  17. 17. Presentation Toe nail infection is common and associated with tinea pedis. The early changes occur at the free edge of the nail and spread proximally. The nail plate becomes yellow, crumbly and thickened. Usually only a few nails are infected but occasionally all are. The finger nails are involved less often and the changes, in contrast to those of psoriasis, are usually confined to one hand.
  18. 18. Clinical course The condition seldom clears spontaneously. Differential diagnosis Psoriasis. Yeast infections of the nail plate, much more rare than dermatophyte infections, can look similar. Coexisting tinea pedis favours dermatophyte infection of the nail. Investigations Microscopic examination of a nail clipping. Cultures should be carried out in a mycology laboratory.
  19. 19. Treatment Local imidazole preparations (e.g. miconazole and clotrimazole), allylamines such as terbinafine, benzoic acid ointment (Whitfield’s ointment), and tolnaftate. They should be applied twice daily. Topical nail preparations Nail lacquer containing amorolfine. It should be applied once or twice a week for 6 months, Amorolfine and tioconazole nail solutions. They can be used as adjuncts to systemic therapy. Systemic rherapy terbinafine, griseofulvin, itraconazole and fluconazole.
  20. 20. E. Tumours 1.Peri-ungual warts Are common and stubborn. Cryotherapy must be used carefully to avoid damage to the nail matrix. It is painful but effective. 2.Peri-ungual fibromas Arise from the nail folds, usually in late childhood, in patients with tuberous sclerosis. 3.Glomus tumours Can occur beneath the nail plate. The small red or bluish lesions are exquisitely painful if touched and when the temperature changes. Treatment is surgical.
  21. 21. 4.Subungual exostoses Protrude painfully under the nail plate. Usually secondary to trauma to the terminal phalanx. The bony abnormality can be seen on X-ray and treatment is surgical. 5.Myxoid cysts Occur on the proximal nail folds, usually of the fingers. The smooth domed swelling contains a clear jelly-like material that transilluminates well. Cryotherapy, injections of triamcinolone and surgical excision all have their advocates.
  22. 22. 6.Malignant melanoma should be suspected in any subungual pigmented lesion, particularly if the pigment spreads to the surrounding skin. Subungual haematomas may cause confusion but ‘grow out’ with the nail. The risk of misdiagnosis is highest with an amelanotic melanoma, which may mimic chronic paronychia or a pyogenic granuloma.

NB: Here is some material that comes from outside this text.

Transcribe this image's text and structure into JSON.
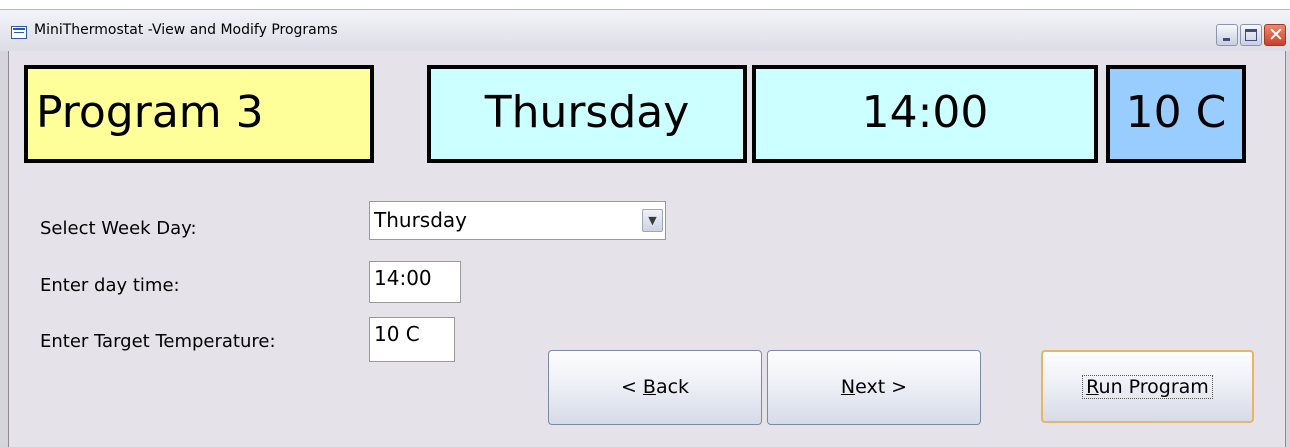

  23. 23. F. Some other nail abnormalitie: 1.Pachyonychia congenita Rare and inherited as an autosomal dominant trait. The nails are grossly thickened, especially peripherally. Hyperkeratosis may occur on areas of friction on the legs and feet. 2.Nail–patella syndrome Inherited as an autosomal dominant trait. The thumbnails, and to a lesser extent those of the fingers, are smaller than normal. Rudimentary patellae, and renal disease complete the syndrome.
  24. 24. 3.yellow nail syndrome The nail changes begin in adult life, against a background of hypoplasia of the lymphatic system. Peripheral edema is usually present and pleural effusions may occur. The nails grow very slowly and become thickened and greenish-yellow; their surface is smooth but they are overcurved from side to side. 4.The nail ‘en racquette’ is a short broad nail usually a thumbnail, which is seen in some 1–2% of the population and inherited as an autosomal dominant trait. The basic abnormality is shortness of the underlying terminal phalanx.
  25. 25. ThanksThanks